What needs to be done:
A word-for-word printout of the whole listing is needed.

BEGIN Information

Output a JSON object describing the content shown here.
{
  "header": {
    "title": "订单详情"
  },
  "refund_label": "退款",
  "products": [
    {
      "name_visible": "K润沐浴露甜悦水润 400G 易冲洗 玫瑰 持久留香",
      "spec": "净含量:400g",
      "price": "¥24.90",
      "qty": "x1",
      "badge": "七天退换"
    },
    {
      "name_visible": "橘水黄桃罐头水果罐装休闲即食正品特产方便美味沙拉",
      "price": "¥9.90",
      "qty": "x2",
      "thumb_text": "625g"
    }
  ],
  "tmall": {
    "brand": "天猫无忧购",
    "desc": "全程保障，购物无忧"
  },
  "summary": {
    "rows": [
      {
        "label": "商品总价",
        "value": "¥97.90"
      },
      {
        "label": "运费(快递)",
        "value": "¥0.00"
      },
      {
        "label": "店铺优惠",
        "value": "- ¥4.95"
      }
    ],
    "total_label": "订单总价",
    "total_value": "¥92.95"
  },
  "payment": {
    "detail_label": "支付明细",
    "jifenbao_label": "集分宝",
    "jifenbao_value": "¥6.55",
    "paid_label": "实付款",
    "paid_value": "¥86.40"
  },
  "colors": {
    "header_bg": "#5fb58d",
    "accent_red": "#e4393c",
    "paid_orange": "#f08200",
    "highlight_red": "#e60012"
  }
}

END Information

Answer space:
Output a JSON object describing the content shown here.
{
  "header": {
    "title": "订单详情"
  },
  "refund_label": "退款",
  "products": [
    {
      "name_visible": "K润沐浴露甜悦水润 400G 易冲洗 玫瑰 持久留香",
      "spec": "净含量:400g",
      "price": "¥24.90",
      "qty": "x1",
      "badge": "七天退换"
    },
    {
      "name_visible": "橘水黄桃罐头水果罐装休闲即食正品特产方便美味沙拉",
      "price": "¥9.90",
      "qty": "x2",
      "thumb_text": "625g"
    }
  ],
  "tmall": {
    "brand": "天猫无忧购",
    "desc": "全程保障，购物无忧"
  },
  "summary": {
    "rows": [
      {
        "label": "商品总价",
        "value": "¥97.90"
      },
      {
        "label": "运费(快递)",
        "value": "¥0.00"
      },
      {
        "label": "店铺优惠",
        "value": "- ¥4.95"
      }
    ],
    "total_label": "订单总价",
    "total_value": "¥92.95"
  },
  "payment": {
    "detail_label": "支付明细",
    "jifenbao_label": "集分宝",
    "jifenbao_value": "¥6.55",
    "paid_label": "实付款",
    "paid_value": "¥86.40"
  },
  "colors": {
    "header_bg": "#5fb58d",
    "accent_red": "#e4393c",
    "paid_orange": "#f08200",
    "highlight_red": "#e60012"
  }
}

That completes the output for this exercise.